Input data:
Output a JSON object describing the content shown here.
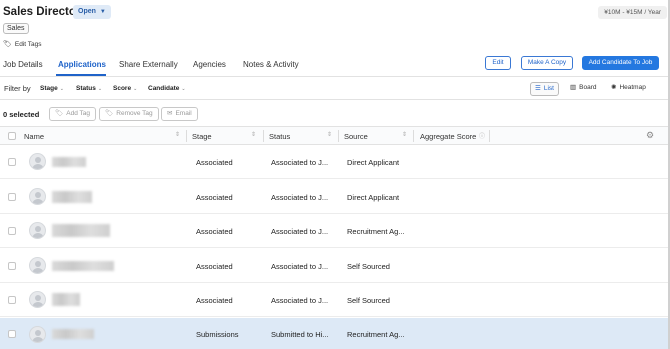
{
  "job": {
    "title": "Sales Director",
    "status": "Open",
    "salary": "¥10M - ¥15M / Year",
    "tag": "Sales",
    "edit_tags_label": "Edit Tags"
  },
  "tabs": [
    "Job Details",
    "Applications",
    "Share Externally",
    "Agencies",
    "Notes & Activity"
  ],
  "active_tab": "Applications",
  "header_buttons": {
    "edit": "Edit",
    "make_copy": "Make A Copy",
    "add_candidate": "Add Candidate To Job"
  },
  "filters": {
    "label": "Filter by",
    "items": [
      "Stage",
      "Status",
      "Score",
      "Candidate"
    ]
  },
  "views": [
    "List",
    "Board",
    "Heatmap"
  ],
  "active_view": "List",
  "selection": {
    "count_label": "0 selected",
    "add_tag": "Add Tag",
    "remove_tag": "Remove Tag",
    "email": "Email"
  },
  "columns": [
    "Name",
    "Stage",
    "Status",
    "Source",
    "Aggregate Score"
  ],
  "rows": [
    {
      "stage": "Associated",
      "status": "Associated to J...",
      "source": "Direct Applicant"
    },
    {
      "stage": "Associated",
      "status": "Associated to J...",
      "source": "Direct Applicant"
    },
    {
      "stage": "Associated",
      "status": "Associated to J...",
      "source": "Recruitment Ag..."
    },
    {
      "stage": "Associated",
      "status": "Associated to J...",
      "source": "Self Sourced"
    },
    {
      "stage": "Associated",
      "status": "Associated to J...",
      "source": "Self Sourced"
    },
    {
      "stage": "Submissions",
      "status": "Submitted to Hi...",
      "source": "Recruitment Ag..."
    }
  ],
  "colors": {
    "accent": "#1f63c9",
    "primary_button": "#2478e0",
    "highlight_row": "#dde9f6"
  }
}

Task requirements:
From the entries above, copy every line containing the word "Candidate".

Answer box:
    "add_candidate": "Add Candidate To Job"
      "Candidate"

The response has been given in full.